I have a number of friends and relations that have supported George W. Bush in the past. It’s pretty hard to admit you’re wrong, and these folks still support him. So I’m going to write this out in one burst, for fear that I won’t have the balls to click “submit” if I bother to make this a coherent argument.
I feel that if we return George W. Bush to office, we’re a bad people. While what the Bush administration is doing is not as bad as what the Nazis did, folks who work to keep Bush in power are doing the same thing in their turn as those who supported the Nazis when they knew what they were doing was wrong. This includes folks who have given a record $200 million dollars directly to Bush’s re-election cause and the untold more to soft money. If you honestly and thoughtfully disagree with me, ok. But failing that, support for Bush’s re-election is equivalent to support for keeping Hitler in power.
Ever wish you could go back in time, your knowledge of the present intact, and show ’em how it’s done?
There’s a new biography of Alexander Hamilton. Author Ron Chernow describes Hamilton as being a ”messenger from a future we now inhabit.” Even as he laid out a visionary model for the American economic system that we easily recognize today, Hamilton also set the fledgling political infrastructure firmly on a path towards today’s DC-centered
two parties + professional bureaucracy. And this disadvantaged immigrant did so while embroiled in great scandals. No wonder the American system succeeds so well in our time — it was created by someone who would feel right at home.
But this time-travel simile has hardened a feeling that’s been chilling me. I think we’ve pretty much gotten things working the way they were set up to. There are serious problems to be sure, but they are not problems that the American system was meant to overcome. So now what? Who from the past has acted as a messenger from our near future? What
prophet had tuned in on the needs and circumstances of the twenty first century? With Hamilton recognizably put in his place, I feel somewhat visionaryless for the future.
”Thus it is clear that the human race has at best a very limited capacity for solving even straightforward social problems. How then is it going to solve the far more difficult and subtle problem of reconciling freedom with technology? Technology presents clear-cut material advantages, whereas freedom is an abstraction that means different things to different people, and its loss is easily obscured by propaganda and fancy talk.”
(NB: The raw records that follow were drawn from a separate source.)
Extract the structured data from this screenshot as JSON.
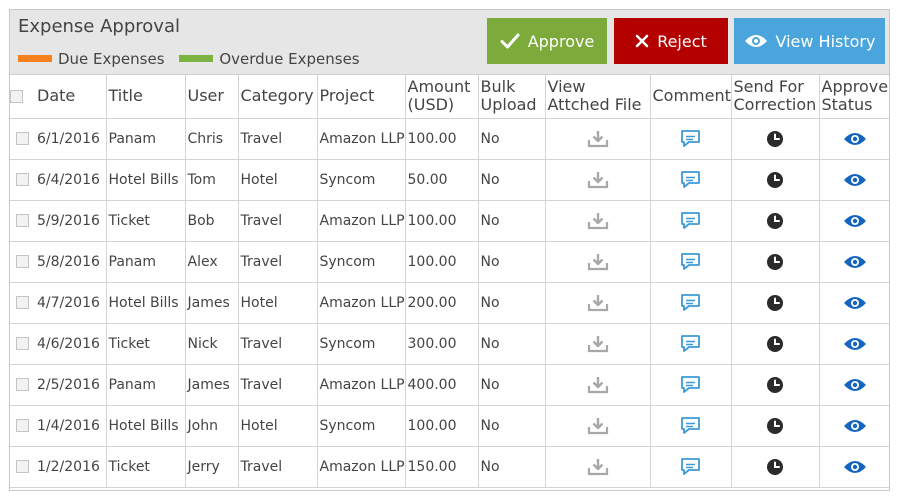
{
  "header": {
    "title": "Expense Approval",
    "legend": [
      {
        "label": "Due Expenses",
        "color": "#f5821f"
      },
      {
        "label": "Overdue Expenses",
        "color": "#7cb342"
      }
    ],
    "buttons": {
      "approve": {
        "label": "Approve",
        "icon": "check-icon",
        "color": "#7cab3c"
      },
      "reject": {
        "label": "Reject",
        "icon": "close-icon",
        "color": "#b50000"
      },
      "view_history": {
        "label": "View History",
        "icon": "eye-icon",
        "color": "#4aa5dc"
      }
    }
  },
  "table": {
    "columns": [
      "Date",
      "Title",
      "User",
      "Category",
      "Project",
      "Amount (USD)",
      "Bulk Upload",
      "View Attched File",
      "Comment",
      "Send For Correction",
      "Approver Status"
    ],
    "rows": [
      {
        "date": "6/1/2016",
        "title": "Panam",
        "user": "Chris",
        "category": "Travel",
        "project": "Amazon LLP",
        "amount": "100.00",
        "bulk": "No"
      },
      {
        "date": "6/4/2016",
        "title": "Hotel Bills",
        "user": "Tom",
        "category": "Hotel",
        "project": "Syncom",
        "amount": "50.00",
        "bulk": "No"
      },
      {
        "date": "5/9/2016",
        "title": "Ticket",
        "user": "Bob",
        "category": "Travel",
        "project": "Amazon LLP",
        "amount": "100.00",
        "bulk": "No"
      },
      {
        "date": "5/8/2016",
        "title": "Panam",
        "user": "Alex",
        "category": "Travel",
        "project": "Syncom",
        "amount": "100.00",
        "bulk": "No"
      },
      {
        "date": "4/7/2016",
        "title": "Hotel Bills",
        "user": "James",
        "category": "Hotel",
        "project": "Amazon LLP",
        "amount": "200.00",
        "bulk": "No"
      },
      {
        "date": "4/6/2016",
        "title": "Ticket",
        "user": "Nick",
        "category": "Travel",
        "project": "Syncom",
        "amount": "300.00",
        "bulk": "No"
      },
      {
        "date": "2/5/2016",
        "title": "Panam",
        "user": "James",
        "category": "Travel",
        "project": "Amazon LLP",
        "amount": "400.00",
        "bulk": "No"
      },
      {
        "date": "1/4/2016",
        "title": "Hotel Bills",
        "user": "John",
        "category": "Hotel",
        "project": "Syncom",
        "amount": "100.00",
        "bulk": "No"
      },
      {
        "date": "1/2/2016",
        "title": "Ticket",
        "user": "Jerry",
        "category": "Travel",
        "project": "Amazon LLP",
        "amount": "150.00",
        "bulk": "No"
      }
    ],
    "row_icons": {
      "attachment": "download-icon",
      "comment": "comment-icon",
      "correction": "send-correction-icon",
      "status": "eye-icon"
    },
    "icon_colors": {
      "download": "#a8a8a8",
      "comment": "#3d9ad6",
      "correction": "#2b2b2b",
      "status": "#1565c0"
    }
  }
}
Ted Kaczynsky, aka The UnAbomber, who was arrested on this date in 1996.
Happy birthday, Nick.
As fate would have it, another inpsiration had a child exactly two years later: Paris Michael Katherine Jackson
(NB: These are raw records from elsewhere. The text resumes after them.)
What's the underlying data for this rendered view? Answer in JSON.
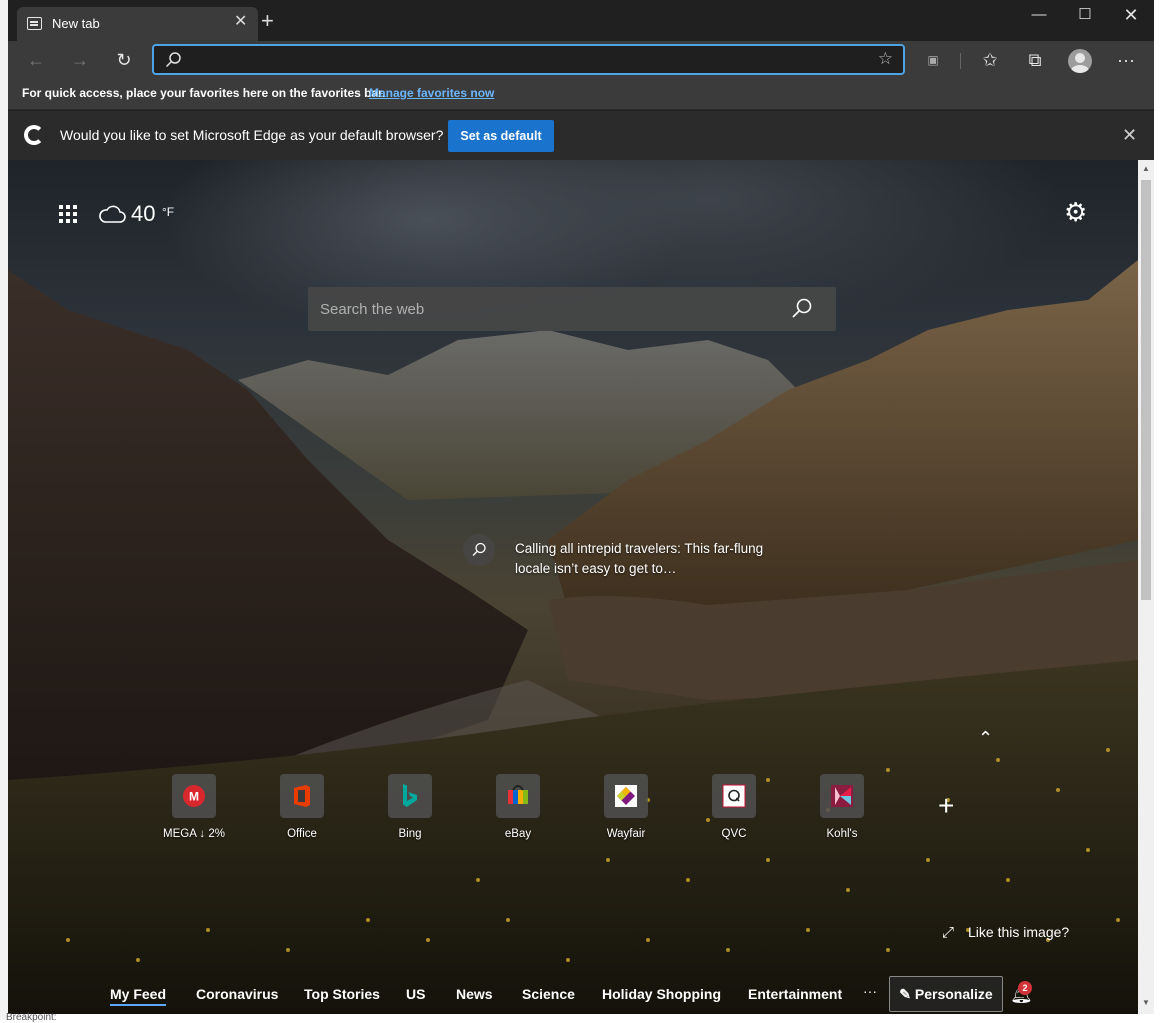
{
  "browser": {
    "tab_title": "New tab",
    "address_value": "",
    "toolbar_icons": [
      "back-icon",
      "forward-icon",
      "refresh-icon",
      "favorite-star-icon",
      "extension-icon",
      "favorites-icon",
      "collections-icon",
      "profile-icon",
      "more-icon"
    ]
  },
  "favorites_bar": {
    "message": "For quick access, place your favorites here on the favorites bar.",
    "link": "Manage favorites now"
  },
  "default_prompt": {
    "question": "Would you like to set Microsoft Edge as your default browser?",
    "button": "Set as default"
  },
  "newtab": {
    "weather_temp": "40",
    "weather_unit": "°F",
    "search_placeholder": "Search the web",
    "caption": "Calling all intrepid travelers: This far-flung locale isn’t easy to get to…",
    "like_image": "Like this image?",
    "quick_links": [
      {
        "label": "MEGA ↓ 2%",
        "color": "#d9272e"
      },
      {
        "label": "Office",
        "color": "#eb3c00"
      },
      {
        "label": "Bing",
        "color": "#008373"
      },
      {
        "label": "eBay",
        "color": "#e53238"
      },
      {
        "label": "Wayfair",
        "color": "#7f187f"
      },
      {
        "label": "QVC",
        "color": "#ffffff"
      },
      {
        "label": "Kohl's",
        "color": "#8b1d41"
      }
    ],
    "feed_tabs": [
      "My Feed",
      "Coronavirus",
      "Top Stories",
      "US",
      "News",
      "Science",
      "Holiday Shopping",
      "Entertainment"
    ],
    "personalize": "Personalize",
    "notification_count": "2"
  },
  "status_text": "Breakpoint:",
  "colors": {
    "accent": "#0f6cbd",
    "link": "#6cb6ff",
    "badge": "#d13438"
  }
}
I was touched by this story in today’s Boston Globe.
I liked the human crafstmanship in the telling, and deeply moved by the dramatic yet universal tale of the failure to live up to our potential.
So I gave it to my 11 year old daughter to read. I asked her why she thought I wanted her to read it. “So I won’t take drugs. Duh.”
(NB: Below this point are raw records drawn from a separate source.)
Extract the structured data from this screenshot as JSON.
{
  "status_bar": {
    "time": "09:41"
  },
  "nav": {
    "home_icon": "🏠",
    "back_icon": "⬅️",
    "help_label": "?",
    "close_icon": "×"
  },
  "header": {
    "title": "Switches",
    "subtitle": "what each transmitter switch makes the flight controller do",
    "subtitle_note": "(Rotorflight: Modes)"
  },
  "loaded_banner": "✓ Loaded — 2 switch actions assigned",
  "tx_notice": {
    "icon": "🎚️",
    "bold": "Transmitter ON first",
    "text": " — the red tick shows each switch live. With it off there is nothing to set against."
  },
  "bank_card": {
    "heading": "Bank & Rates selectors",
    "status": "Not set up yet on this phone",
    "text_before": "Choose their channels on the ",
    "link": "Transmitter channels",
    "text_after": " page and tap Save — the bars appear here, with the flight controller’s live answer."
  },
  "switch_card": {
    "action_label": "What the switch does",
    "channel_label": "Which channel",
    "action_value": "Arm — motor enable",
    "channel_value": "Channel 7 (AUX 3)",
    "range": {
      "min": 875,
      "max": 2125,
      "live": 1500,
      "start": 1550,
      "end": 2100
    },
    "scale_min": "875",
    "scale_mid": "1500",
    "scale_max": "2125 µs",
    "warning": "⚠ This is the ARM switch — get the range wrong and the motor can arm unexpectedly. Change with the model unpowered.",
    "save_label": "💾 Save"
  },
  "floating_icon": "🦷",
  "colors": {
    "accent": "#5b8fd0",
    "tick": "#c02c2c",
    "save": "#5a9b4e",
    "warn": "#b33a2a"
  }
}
I said, “something like that, but there’s something else….” But she had already left the room, singing Avril Lavigne.
I’ve heard people wonder about what sort of artificial intelligence or biological system is involved in google. Web searches are really quite mechanical. Here’s an overview of what really goes on within Google.
(If you like this sort of thing, see my backgrounder on Baysian Filtering of Spam.
The Government Information Awareness project is intended to bring transparency to politically and socially relevent information. A major idea is to allow users to post and contest unchecked information while retaining anonymity. It involves some really hard information architecture issues.
The inspiration came from a plot to collect and relate info on US citizens, by a man convicted of attempting to run a shadow government. That man is Admiral John Poindexter, and his Total Information Awareness plot has actually been implemented as the the more marketable Terrorism Information Awareness program.
I haven’t heard about GIA since its launch. I’m not sure if this is an interesting experiment that didn’t pan out, or if the idea could have legs.
With Saddams capture last night, I’d like to know the implications for trial. If we turn him over to an international court for, say, gasing Kurdish forces, won’t he want to tell the court where he got his intelligence reports? Could that lead to a subpoena of previous US administrations? What happens at trial and in world opinion if he’s tried by us or by a US-controlled Iraqi “government”.
Where can one go to get the poop? Google isn’t current enough. CBS, ABC, and NBC (GE and Microsoft, my two least favorite corporations) are covering the story, but say nothing of relevence about trial. NPR has an audio report that hasn’t been transcribed yet, so I can’t search for the word “trial”. Slashdot and kuro5hin aren’t on to this yet. (I wonder if I should check Urban Legends.)
My regional newspaper has some coverage (go print media!), but the New York Times and the Washington Post want me to fill out forms before they tell me anything. (And besides, the stuff about trial at the NYT isn’t transcribed from audio yet. Odd, for a newspaper.)
The day after the last election, and on the moring of 9/11, I was at work and had the resources of a hundred well-informed people. While getting paid a lot of money to come up with technology to change the world, we had each other and the best broadband money could buy to get info throughout the day. Now we’re all isolated in our homes. Where do you go for the real deal?
Spam sucks, or at least, it used to. In less than two years, filters have been developed and made available for free that work as nice as you please. I may never now the whole story, but I find this little part of it to be a nice tale of good triumphing over evil on the Web.